Founded in 2010, esudai.com recorded total transaction value of over RMB7 billion (US$1.07 billion) with 330,000 investors lending out their personal savings via the online portal.
The founders and managers at the company allegedly kept some of those funds for themselves. They are also claimed to have masqueraded as regular users and posted fake borrowing requests.
The news of the online lending scam is nothing extraordinary in a country where a total of 1,598 P2P lenders and fintech operators have failed or disappeared. The majority of those used similar tactics to cheat small lenders before the website owners disappeared with bulky suitcases.
The difference for esudai.com is that the owners were caught before they could make their escape.
An Industry In Decline
Plagued by fraud and other uncertainties, the number of newly created P2P lending platforms in China has declined at a rate of over 50% in April, compared to a growth rate of nearly 80% back in May 2015.
But the rapid growth rate in the past has led to an overall expansion of the aggregate number of P2P lending platforms, which ballooned to around 4,000 last month from over 2,000 a year ago, according to Wangdai Zhijia, a Chinese P2P industry statistics tracker.
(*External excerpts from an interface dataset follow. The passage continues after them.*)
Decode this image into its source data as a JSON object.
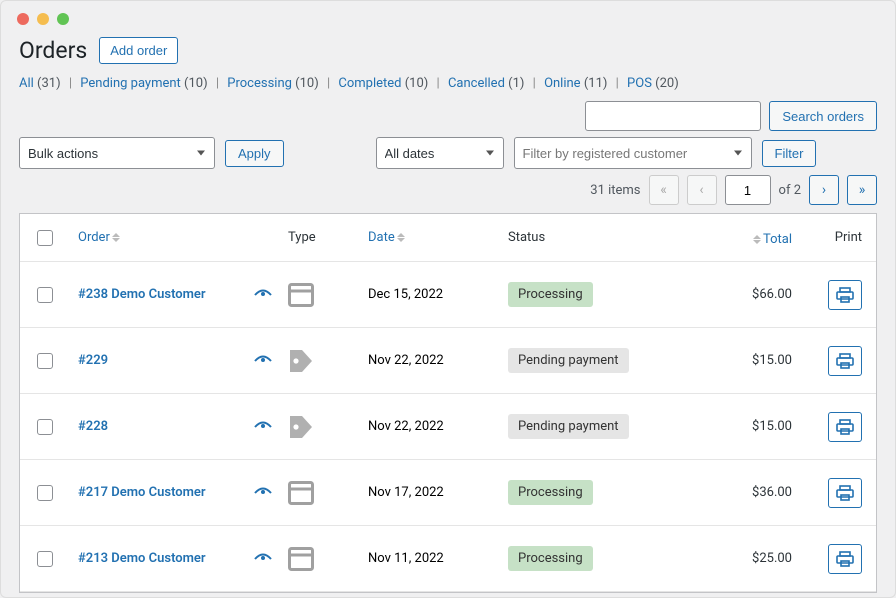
{
  "page_title": "Orders",
  "add_order_label": "Add order",
  "status_filters": [
    {
      "label": "All",
      "count": "(31)"
    },
    {
      "label": "Pending payment",
      "count": "(10)"
    },
    {
      "label": "Processing",
      "count": "(10)"
    },
    {
      "label": "Completed",
      "count": "(10)"
    },
    {
      "label": "Cancelled",
      "count": "(1)"
    },
    {
      "label": "Online",
      "count": "(11)"
    },
    {
      "label": "POS",
      "count": "(20)"
    }
  ],
  "search": {
    "placeholder": "",
    "button": "Search orders"
  },
  "toolbar": {
    "bulk_actions": "Bulk actions",
    "apply": "Apply",
    "all_dates": "All dates",
    "filter_customer_placeholder": "Filter by registered customer",
    "filter": "Filter"
  },
  "pagination": {
    "items_label": "31 items",
    "current": "1",
    "of_label": "of 2"
  },
  "columns": {
    "order": "Order",
    "type": "Type",
    "date": "Date",
    "status": "Status",
    "total": "Total",
    "print": "Print"
  },
  "orders": [
    {
      "title": "#238 Demo Customer",
      "type": "browser",
      "date": "Dec 15, 2022",
      "status": "Processing",
      "status_class": "processing",
      "total": "$66.00"
    },
    {
      "title": "#229",
      "type": "tag",
      "date": "Nov 22, 2022",
      "status": "Pending payment",
      "status_class": "pending",
      "total": "$15.00"
    },
    {
      "title": "#228",
      "type": "tag",
      "date": "Nov 22, 2022",
      "status": "Pending payment",
      "status_class": "pending",
      "total": "$15.00"
    },
    {
      "title": "#217 Demo Customer",
      "type": "browser",
      "date": "Nov 17, 2022",
      "status": "Processing",
      "status_class": "processing",
      "total": "$36.00"
    },
    {
      "title": "#213 Demo Customer",
      "type": "browser",
      "date": "Nov 11, 2022",
      "status": "Processing",
      "status_class": "processing",
      "total": "$25.00"
    }
  ]
}
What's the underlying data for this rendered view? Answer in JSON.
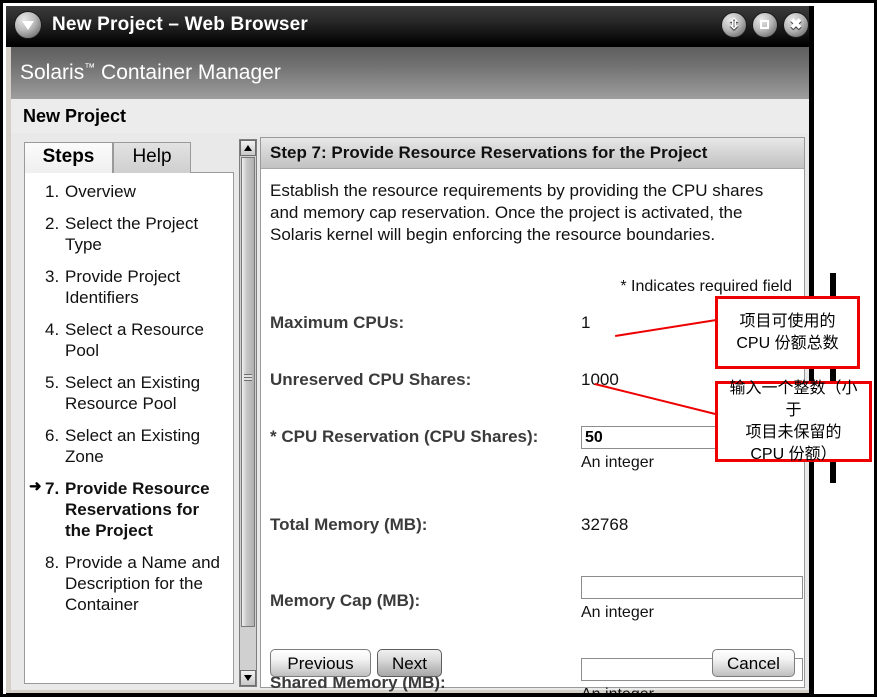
{
  "window": {
    "title": "New Project – Web Browser",
    "menu_icon": "triangle-down-icon",
    "buttons": {
      "shade": "shade-window",
      "maximize": "maximize-window",
      "close": "close-window"
    }
  },
  "banner": {
    "product": "Solaris",
    "trademark": "™",
    "product_suffix": " Container Manager"
  },
  "page_header": {
    "title": "New Project"
  },
  "sidebar": {
    "tabs": [
      {
        "label": "Steps",
        "active": true
      },
      {
        "label": "Help",
        "active": false
      }
    ],
    "steps": [
      {
        "num": "1.",
        "label": "Overview",
        "current": false
      },
      {
        "num": "2.",
        "label": "Select the Project Type",
        "current": false
      },
      {
        "num": "3.",
        "label": "Provide Project Identifiers",
        "current": false
      },
      {
        "num": "4.",
        "label": "Select a Resource Pool",
        "current": false
      },
      {
        "num": "5.",
        "label": "Select an Existing Resource Pool",
        "current": false
      },
      {
        "num": "6.",
        "label": "Select an Existing Zone",
        "current": false
      },
      {
        "num": "7.",
        "label": "Provide Resource Reservations for the Project",
        "current": true
      },
      {
        "num": "8.",
        "label": "Provide a Name and Description for the Container",
        "current": false
      }
    ],
    "current_marker": "➜"
  },
  "content": {
    "step_title": "Step 7:  Provide Resource Reservations for the Project",
    "description": "Establish the resource requirements by providing the CPU shares and memory cap reservation. Once the project is activated, the Solaris kernel will begin enforcing the resource boundaries.",
    "required_note": "* Indicates required field",
    "fields": {
      "maximum_cpus": {
        "label": "Maximum CPUs:",
        "value": "1"
      },
      "unreserved_cpu_shares": {
        "label": "Unreserved CPU Shares:",
        "value": "1000"
      },
      "cpu_reservation": {
        "label": "* CPU Reservation (CPU Shares):",
        "value": "50",
        "hint": "An integer"
      },
      "total_memory": {
        "label": "Total Memory (MB):",
        "value": "32768"
      },
      "memory_cap": {
        "label": "Memory Cap (MB):",
        "value": "",
        "hint": "An integer"
      },
      "shared_memory": {
        "label": "Shared Memory (MB):",
        "value": "",
        "hint": "An integer"
      }
    },
    "buttons": {
      "previous": "Previous",
      "next": "Next",
      "cancel": "Cancel"
    }
  },
  "annotations": [
    {
      "text": "项目可使用的\nCPU 份额总数",
      "lines": [
        "项目可使用的",
        "CPU 份额总数"
      ]
    },
    {
      "text": "输入一个整数（小于项目未保留的CPU 份额）",
      "lines": [
        "输入一个整数（小于",
        "项目未保留的",
        "CPU 份额）"
      ]
    }
  ],
  "colors": {
    "annotation_border": "#ee0000",
    "titlebar": "#111111",
    "banner": "#7a7a7a"
  },
  "scrollbar": {
    "up_icon": "triangle-up-icon",
    "down_icon": "triangle-down-icon"
  }
}
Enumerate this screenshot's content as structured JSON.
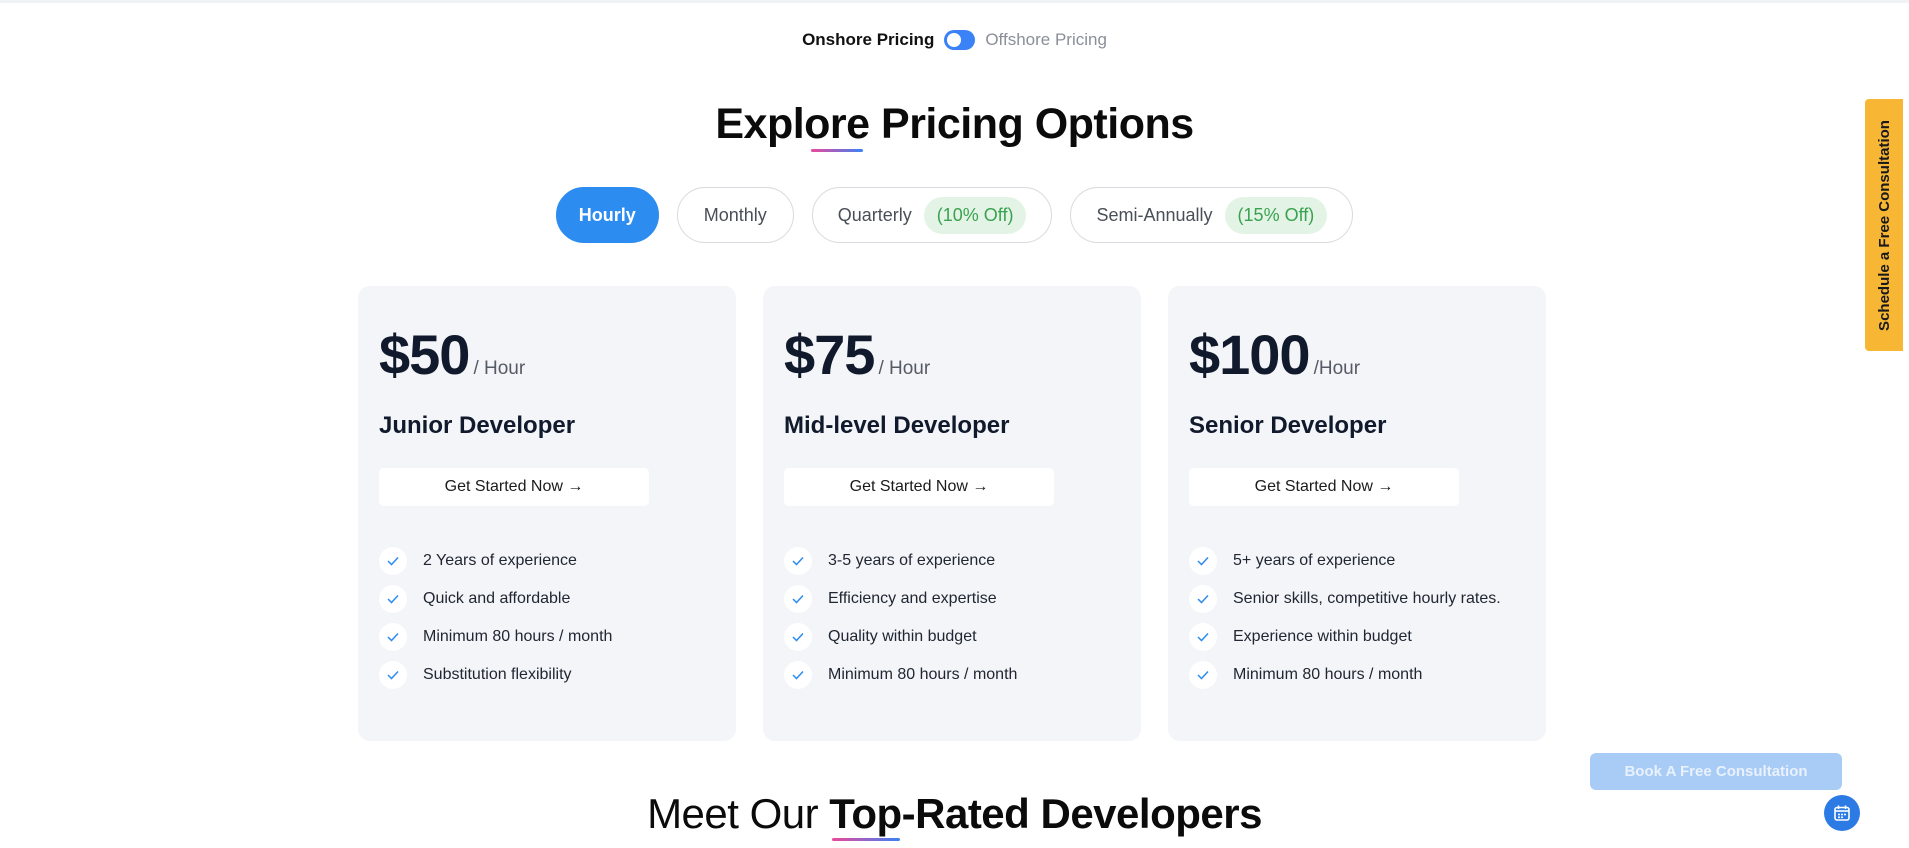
{
  "toggle": {
    "onshore_label": "Onshore Pricing",
    "offshore_label": "Offshore Pricing"
  },
  "heading": {
    "title": "Explore Pricing Options"
  },
  "tabs": [
    {
      "label": "Hourly",
      "discount": ""
    },
    {
      "label": "Monthly",
      "discount": ""
    },
    {
      "label": "Quarterly",
      "discount": "(10% Off)"
    },
    {
      "label": "Semi-Annually",
      "discount": "(15% Off)"
    }
  ],
  "plans": [
    {
      "price": "$50",
      "unit": "/ Hour",
      "role": "Junior Developer",
      "cta": "Get Started Now →",
      "features": [
        "2 Years of experience",
        "Quick and affordable",
        "Minimum 80 hours / month",
        "Substitution flexibility"
      ]
    },
    {
      "price": "$75",
      "unit": "/ Hour",
      "role": "Mid-level Developer",
      "cta": "Get Started Now →",
      "features": [
        "3-5 years of experience",
        "Efficiency and expertise",
        "Quality within budget",
        "Minimum 80 hours / month"
      ]
    },
    {
      "price": "$100",
      "unit": "/Hour",
      "role": "Senior Developer",
      "cta": "Get Started Now →",
      "features": [
        "5+ years of experience",
        "Senior skills, competitive hourly rates.",
        "Experience within budget",
        "Minimum 80 hours / month"
      ]
    }
  ],
  "side_tab": {
    "label": "Schedule a Free Consultation"
  },
  "book_button": {
    "label": "Book A Free Consultation"
  },
  "bottom_heading": {
    "part1": "Meet Our ",
    "part2": "Top-Rated Developers"
  },
  "colors": {
    "accent": "#2d8cf0",
    "side_tab": "#f7b634",
    "discount_text": "#3aa24f",
    "check": "#2d8cf0"
  },
  "icons": {
    "check": "check-icon",
    "calendar": "calendar-icon"
  }
}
Aggregate financial transaction value declined for the first time in January, after last year’s fast growth, before rebounding in March. Average interest rates offered by these P2P platforms also declined to around 11% from nearly 15% just 11 months ago.
In contrast, the total number of troubled P2P lenders has steadily climbed over the past year, with a very volatile growth or decline rate.
A Closer Look At Esudai.Com
The website of esudai.com, which can still be accessed today, looked fishy with just a few clicks.
The management team members were listed, but most of them did not offer any details of their prior work experience, including company names and job titles.
The chief executive and chairman Jian Huixing, for example, was described as “having worked in the lending industry for five years,” without offering any specifics on his finance background.
The same goes for the president, chief risk officer, and chief financial officer of the company.
There is no mention of risk control anywhere. The company has no credible partners. In fact, it lists no partners at all. The product-related webpage is a mess.
Anyone who can read should see the obvious red flags and be very cautious about clicking that button marked “I want to lend.”
So, why do people still take the bait? Greed is one explanation. Official interest rates have declined to 1.55% for five-year fixed deposits. On Alibaba Group Holdings Ltd.’s savings account platform Yu’e Bao, rates have shrank to under 3% from above 5% a couple of years ago.
Lack of judgement and financial knowledge may also be to blame. Most users are mom and pop investors. The P2P lenders attract users by word-of-month, and people get in under the influence of a herd mentality.
Lastly, the investors are betting on government rescues. Perhaps they wouldn’t be thinking in the terms of “too-big-to-fail,” as more sophisticated investors do when they put money into big institution’s wealth management products, they somehow believe that the government will get their back.
After all, the government fears instability, so these lenders take advantage of the soft landing inherent in the system.
Failing that, they can still recoup some of their investments by raiding the offices and personal wealth of the P2P lenders, as in the case of Anhui province-based Ezubao.
People flooded into the offices of the failed P2P lender’s offices and grabbed whatever they could. Nobody checked if these people were real investors or just passersby who arrived for the looting.
Well, some of them may have lost money, but others may have gained a few hundred RMB.
(Credit: All charts and images are from Wangdai Zhijia.)